          5. Repeat this process but instead of "New Customer" select “MRR”

          • Still in the Chart Editor, open the "Series" dropdown and click "Apply to all series" to select "MRR" and now change Axis to "Right Axis"
          • image

          6. You now have a Combination Chart that easily shows the correlation between new customers and MRR

          • Note: if you double click your graph it will open up the Chart Editor
            • You can adjust color, add labels, and customize the chart to your liking
          • Here is a link to a similar process for Microsoft Excel

        Additional Tips for pitching to Jason (and his team)

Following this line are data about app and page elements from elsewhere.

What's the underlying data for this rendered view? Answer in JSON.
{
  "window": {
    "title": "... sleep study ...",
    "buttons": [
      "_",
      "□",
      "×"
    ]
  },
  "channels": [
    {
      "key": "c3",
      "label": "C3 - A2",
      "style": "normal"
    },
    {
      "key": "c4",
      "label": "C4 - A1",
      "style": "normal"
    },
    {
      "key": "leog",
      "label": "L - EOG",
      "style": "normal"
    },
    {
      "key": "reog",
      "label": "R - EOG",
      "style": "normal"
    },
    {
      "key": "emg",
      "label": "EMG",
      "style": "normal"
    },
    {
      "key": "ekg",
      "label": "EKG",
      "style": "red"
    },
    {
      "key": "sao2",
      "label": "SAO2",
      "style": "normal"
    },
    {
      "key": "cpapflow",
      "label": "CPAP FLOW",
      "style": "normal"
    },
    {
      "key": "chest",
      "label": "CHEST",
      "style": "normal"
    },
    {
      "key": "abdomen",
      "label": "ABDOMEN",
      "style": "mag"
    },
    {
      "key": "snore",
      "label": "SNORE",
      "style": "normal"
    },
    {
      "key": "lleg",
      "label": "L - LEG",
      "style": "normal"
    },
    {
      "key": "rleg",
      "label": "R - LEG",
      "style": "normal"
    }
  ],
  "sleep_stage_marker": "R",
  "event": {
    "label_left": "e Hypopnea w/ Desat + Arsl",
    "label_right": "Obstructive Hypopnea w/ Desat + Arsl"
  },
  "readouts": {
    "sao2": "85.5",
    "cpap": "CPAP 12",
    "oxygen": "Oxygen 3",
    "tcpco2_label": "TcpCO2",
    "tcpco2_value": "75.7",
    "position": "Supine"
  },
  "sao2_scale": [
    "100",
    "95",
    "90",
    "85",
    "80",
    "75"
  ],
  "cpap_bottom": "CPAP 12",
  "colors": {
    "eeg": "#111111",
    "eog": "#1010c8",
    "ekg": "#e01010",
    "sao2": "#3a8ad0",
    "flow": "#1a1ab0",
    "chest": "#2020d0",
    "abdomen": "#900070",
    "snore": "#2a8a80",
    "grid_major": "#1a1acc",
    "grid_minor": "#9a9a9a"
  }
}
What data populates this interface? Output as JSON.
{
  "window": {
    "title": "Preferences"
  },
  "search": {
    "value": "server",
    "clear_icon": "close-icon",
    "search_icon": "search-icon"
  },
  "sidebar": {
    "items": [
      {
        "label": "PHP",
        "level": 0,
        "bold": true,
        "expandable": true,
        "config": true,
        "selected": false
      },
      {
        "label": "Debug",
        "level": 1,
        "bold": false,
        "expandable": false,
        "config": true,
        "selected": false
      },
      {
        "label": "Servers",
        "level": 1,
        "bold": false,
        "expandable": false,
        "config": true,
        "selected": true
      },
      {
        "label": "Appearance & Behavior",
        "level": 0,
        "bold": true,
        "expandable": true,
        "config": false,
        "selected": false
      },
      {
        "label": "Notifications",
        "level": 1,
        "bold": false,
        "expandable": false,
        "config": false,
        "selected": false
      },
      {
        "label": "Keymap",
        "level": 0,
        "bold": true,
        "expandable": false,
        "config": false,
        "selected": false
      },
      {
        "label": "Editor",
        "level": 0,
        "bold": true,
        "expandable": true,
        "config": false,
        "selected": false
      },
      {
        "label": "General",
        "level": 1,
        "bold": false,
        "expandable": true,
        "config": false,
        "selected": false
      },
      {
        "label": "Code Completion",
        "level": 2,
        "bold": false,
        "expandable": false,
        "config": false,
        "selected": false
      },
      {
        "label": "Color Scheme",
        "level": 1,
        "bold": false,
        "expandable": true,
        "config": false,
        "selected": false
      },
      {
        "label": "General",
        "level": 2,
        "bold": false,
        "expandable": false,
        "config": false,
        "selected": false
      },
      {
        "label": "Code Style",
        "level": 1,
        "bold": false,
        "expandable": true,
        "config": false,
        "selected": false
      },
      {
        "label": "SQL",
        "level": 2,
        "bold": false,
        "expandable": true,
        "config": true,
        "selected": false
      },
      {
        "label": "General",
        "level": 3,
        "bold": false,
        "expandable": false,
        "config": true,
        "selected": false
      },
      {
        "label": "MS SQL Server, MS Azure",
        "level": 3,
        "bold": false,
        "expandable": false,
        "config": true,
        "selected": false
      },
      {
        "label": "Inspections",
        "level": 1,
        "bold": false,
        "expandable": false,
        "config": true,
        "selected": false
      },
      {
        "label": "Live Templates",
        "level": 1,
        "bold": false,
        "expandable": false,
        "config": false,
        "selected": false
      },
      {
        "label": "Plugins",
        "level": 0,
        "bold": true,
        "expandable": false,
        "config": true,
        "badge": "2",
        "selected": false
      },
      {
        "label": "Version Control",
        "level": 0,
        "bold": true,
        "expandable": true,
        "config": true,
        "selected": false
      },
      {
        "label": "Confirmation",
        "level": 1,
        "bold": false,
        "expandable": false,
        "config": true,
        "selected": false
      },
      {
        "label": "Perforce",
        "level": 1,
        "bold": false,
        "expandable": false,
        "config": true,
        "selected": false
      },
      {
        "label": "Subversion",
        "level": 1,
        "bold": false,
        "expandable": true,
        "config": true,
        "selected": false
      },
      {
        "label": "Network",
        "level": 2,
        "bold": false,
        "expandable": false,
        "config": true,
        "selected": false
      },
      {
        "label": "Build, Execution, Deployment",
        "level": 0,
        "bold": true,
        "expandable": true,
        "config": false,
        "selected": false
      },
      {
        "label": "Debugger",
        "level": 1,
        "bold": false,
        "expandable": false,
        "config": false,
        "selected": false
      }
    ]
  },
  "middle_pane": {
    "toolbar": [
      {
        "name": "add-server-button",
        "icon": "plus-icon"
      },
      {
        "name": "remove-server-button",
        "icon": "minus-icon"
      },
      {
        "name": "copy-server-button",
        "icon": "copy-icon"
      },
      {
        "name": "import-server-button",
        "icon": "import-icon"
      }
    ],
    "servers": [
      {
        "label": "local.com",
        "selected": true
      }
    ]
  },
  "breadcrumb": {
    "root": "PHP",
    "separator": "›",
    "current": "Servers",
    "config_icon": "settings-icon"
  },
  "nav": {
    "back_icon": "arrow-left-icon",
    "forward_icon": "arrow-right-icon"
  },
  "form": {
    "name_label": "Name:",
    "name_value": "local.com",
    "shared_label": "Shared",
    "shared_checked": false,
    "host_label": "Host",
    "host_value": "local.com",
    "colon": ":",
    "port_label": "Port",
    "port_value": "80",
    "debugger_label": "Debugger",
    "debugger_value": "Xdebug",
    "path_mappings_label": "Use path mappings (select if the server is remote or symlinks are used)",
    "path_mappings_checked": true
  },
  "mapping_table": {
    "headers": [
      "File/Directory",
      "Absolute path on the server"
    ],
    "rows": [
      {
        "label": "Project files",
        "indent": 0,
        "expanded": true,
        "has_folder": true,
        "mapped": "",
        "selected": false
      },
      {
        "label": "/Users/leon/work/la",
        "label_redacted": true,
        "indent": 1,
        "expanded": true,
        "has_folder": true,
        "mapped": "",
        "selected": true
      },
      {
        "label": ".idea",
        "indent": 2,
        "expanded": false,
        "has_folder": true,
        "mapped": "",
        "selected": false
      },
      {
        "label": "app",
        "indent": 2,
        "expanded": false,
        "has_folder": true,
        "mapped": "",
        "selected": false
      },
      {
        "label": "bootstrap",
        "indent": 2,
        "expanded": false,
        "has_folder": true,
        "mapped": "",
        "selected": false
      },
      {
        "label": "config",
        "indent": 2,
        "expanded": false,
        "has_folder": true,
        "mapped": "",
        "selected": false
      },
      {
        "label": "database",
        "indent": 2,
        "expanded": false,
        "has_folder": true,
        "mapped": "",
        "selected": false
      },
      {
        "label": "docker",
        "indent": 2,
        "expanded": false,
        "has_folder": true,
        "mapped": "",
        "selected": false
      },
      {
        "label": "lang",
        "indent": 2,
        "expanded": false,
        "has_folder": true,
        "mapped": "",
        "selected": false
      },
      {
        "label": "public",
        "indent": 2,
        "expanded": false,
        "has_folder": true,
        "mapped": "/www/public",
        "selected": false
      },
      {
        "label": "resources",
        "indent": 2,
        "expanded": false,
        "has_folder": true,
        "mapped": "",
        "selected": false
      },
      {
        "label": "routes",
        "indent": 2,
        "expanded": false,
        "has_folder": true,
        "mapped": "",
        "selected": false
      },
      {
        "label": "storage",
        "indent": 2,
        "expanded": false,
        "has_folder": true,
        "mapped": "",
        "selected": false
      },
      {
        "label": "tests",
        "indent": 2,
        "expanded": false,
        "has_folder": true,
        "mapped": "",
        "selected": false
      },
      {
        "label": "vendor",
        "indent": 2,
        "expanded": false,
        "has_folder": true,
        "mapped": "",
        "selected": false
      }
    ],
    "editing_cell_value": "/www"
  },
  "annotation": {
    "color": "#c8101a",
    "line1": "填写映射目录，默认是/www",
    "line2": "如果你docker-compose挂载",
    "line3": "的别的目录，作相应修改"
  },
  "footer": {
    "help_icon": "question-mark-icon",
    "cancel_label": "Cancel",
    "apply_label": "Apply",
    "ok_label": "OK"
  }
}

      • If you have the opportunity to pitch Jason you will obviously want to hit on his top five rules outlined in this lesson
        • Get to the product early
        • Give real examples of people, don't makeup characters
          • Highlight your top customer and what impact your product/service had on their lives
          • This shows you know your customer too
        • One point per slide, don't overload the audience with information
        • Synchronicity when presenting is key,
          • What you're saying should match what the audience sees on the slides
        • Show, don't tell— stories go a long way
      • Other things you'll want to make sure you do to leave a good impression:
        • Avoid excessive use of buzz words
        • If you can be specific you should be specific
        • Always have footers that include company name, website, logo, social handle, and slide number (1/10).
        • Include commas with 4 digit numbers or more (i.e. 1,000 or 10,000)
        • If you're going to use a customer testimonial as part of your deck:
          • Put one customer testimonial on one slide and read it out
          • Do not put several testimonials and then not read any of them
        • During Q&A, address investors by their name
          • This may involve writing down their name and question while they are asking it


      • The goal of Jason’s 5 steps to pitching is to make it crystal clear to the investor what you do and why they should care
      • Anyone who sees your pitch, the trailer to your product, should be able to share the general plot with their friends well enough that those friends want to come to the theater with them
      • You want to stand out and be memorable
        • You do that by having a great product, a great team, and delighting customers
        • If you can't articulate that you have these three things then it doesn't matter how great your product is - investors won’t confidently invest and customers won’t buy
      • You do not want investors to have to do anything other than get excited about the opportunity to work with you
        • Don't make them try to guess what your product does
        • Don't make them try to figure out who your customers are
        • Don't make them try to estimate the opportunity
      • Use good examples, show the product, and be clear of the problem you solve
      • Additional Resources

      • Should a Startup Ever Pay to Pitch?
      • Founder.University Startup Tuneup: Jason & Brian Alvey dissect& perfect pitches in 7 verticals
      • Founder.University #StartupTuneup 10 startups get candid feedback from Jason & Monique Woodard
      • Candid Feedback on Startup Pitches at Founder University
      • Startup Basics: How to demo your product
      • A Guide to Investor Pitch Decks for Startup Fundraising
      • Pitch Deck Visibility Insights
      • Important ways that founders can leverage storytelling to turn their movements from ideas to reality [shorter version]
      • Additional recordings of portfolio founder’s pitches
        • Here are examples of clean, beautifully designed decks from 3-minute pitches at recent Accelerator presentations
        • Even though they have an extra minute the general concepts still apply for the 2-minute pitches you'll do for Founder.University


        Week 10

        Create your 2-minute pitch deck
        Start to practice your 2-minute pitch and iterate on your deck
        • Record yourself pitching and watch it back
        • Pitch to family, friends, pets, anyone who will listen
        • Try the pitch on customer calls
        Bonus: update your 2-minute Loom pitch and use it on social media and for cold outreach

        Week 11

        Finalize your 2-minute pitch deck
        Practice, practice, practice your pitch